Sierra Video’s SVG Multi-viewer Sierra Video offers the SVG Multi-viewer is a modular unit that enables the customization of inputs in groups of four up to 20 inputs with the additional HDMI input on each output module. The three input modules consist of the CV/SD module, the 3G HD-SDI module and a HDMI module with high-bandwidth digital content protect ion (HDCP) and extended display identification data (EDID), Sierra Video said. There are two output modules available, the VGA output with a cloned HDMI output or HD-SDI output with a cloned HDMI output (to 1920x1080p). Dual output systems require identical output modules, the company said.

The SVG can handle up to 20 high-quality, auto-sensing inputs (Composite, SD-SDI, HDMI and HD-SDI up to 3G) plus an HDMI input located on each output module, for a total of 21 inputs displayed on a single HDMI, VGA or HD-SDI monitor (or up to 18 inputs on a dual output system).


Snell’s MV-Series Multiviewer unit Snell offers its MV-Series Multiviewer unit that has been designed to provide a flexible and cost effective solution for combining and displaying multiple images on a single or dual video display and has been optimized for use in control room, studio and OB environments.

The MV-Series is available in three versions and two frame formats. They are the MV-16, which offers up to 16 inputs in 1RU, the MV-64, which offers up to 64 inputs in 3RU and the MV-32 Dual System, in which each system operates independently with up to 32 inputs in 3RU, according to Snell.

The MV-Series features a wide range of easy to configure options including, tile content, size, labels and positioning and may be adjusted along with the background to suit any application, Snell said. In addition, the system allows clocks, timers, timecode readers, UMD’s tallys and event indicators to be displayed as required. The MV series can also be configured to display alarms based on signal content or presence and trigger alarms to Snell’s Centra control and monitoring system, or to external devices, the company said.

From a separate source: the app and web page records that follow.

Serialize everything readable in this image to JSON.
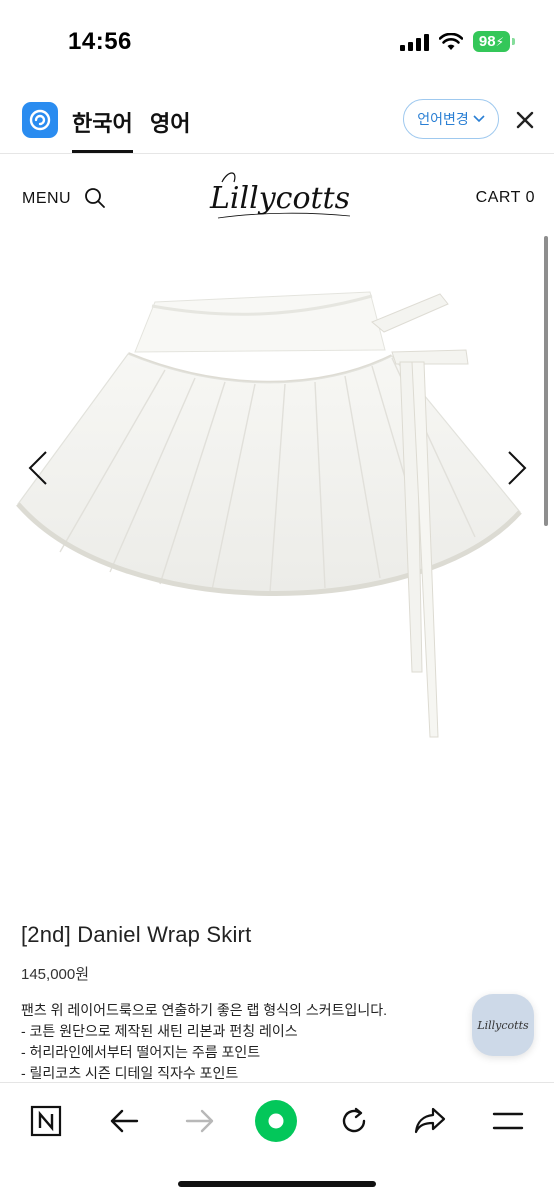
{
  "status_bar": {
    "time": "14:56",
    "battery": "98"
  },
  "translate_bar": {
    "active_language": "한국어",
    "other_language": "영어",
    "change_button": "언어변경"
  },
  "site_header": {
    "menu_label": "MENU",
    "brand": "Lillycotts",
    "cart_label": "CART 0"
  },
  "product": {
    "title": "[2nd] Daniel Wrap Skirt",
    "price": "145,000원",
    "description": [
      "팬츠 위 레이어드룩으로 연출하기 좋은 랩 형식의 스커트입니다.",
      "- 코튼 원단으로 제작된 새틴 리본과 펀칭 레이스",
      "- 허리라인에서부터 떨어지는 주름 포인트",
      "- 릴리코츠 시즌 디테일 직자수 포인트"
    ]
  },
  "chat_button": {
    "brand": "Lillycotts"
  },
  "toolbar": {
    "items": [
      "naver-icon",
      "back-icon",
      "forward-icon",
      "home-green-icon",
      "reload-icon",
      "share-icon",
      "menu-icon"
    ]
  },
  "colors": {
    "accent_blue": "#2a8cf0",
    "battery_green": "#34c759",
    "nav_green": "#03c75a",
    "chat_bubble": "#cdd9e8"
  }
}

TVONE’s CORIOmaster TVONE offers its CORIOmaster, a multiwindow, multi-display processor, said Tony McAhren, TVONE’s product manager.

In addition, a government video producer or broadcaster might be interested in the CORIOmaster because it can be used it for video sets, McAhren said. It can add video to broadcast studios, or to showcase video on the set itself. It can also be used as a multi-viewer for monitoring sources.


Wohler offers its RMQ-230-3G quad split monitor, which enables users to watch video and monitoring data in up to four display windows on a single 23-inch 1920×1080 LED backlight screen.

Wohler’s RMQ-230-3G The RMQ-230 series monitors accept 3G/HD/ SD-SDI, analog composite and HDMI inputs in varying configurations tailored for different monitoring applications and price points, according to Wohler. In addition to enabling mix and match video input formats on a single screen, RMQ-230 monitors can display waveform and vectorscope while also providing audio de-embedding, audio metering of up to eight channels, UMD, timecode and various markers, Wohler said.

While the new Wohler LCD monitor can display video and monitoring features in four uniform areas, broadcasters also can configure the system as a single full screen or with one large and three smaller windows, the latter being ideal for simultaneous PC workstation screen and audio/video confidence monitoring usage, the company said.


Blackmagic Design:

Avitech International Corp.:



RGB Spectrum:

Sierra Video: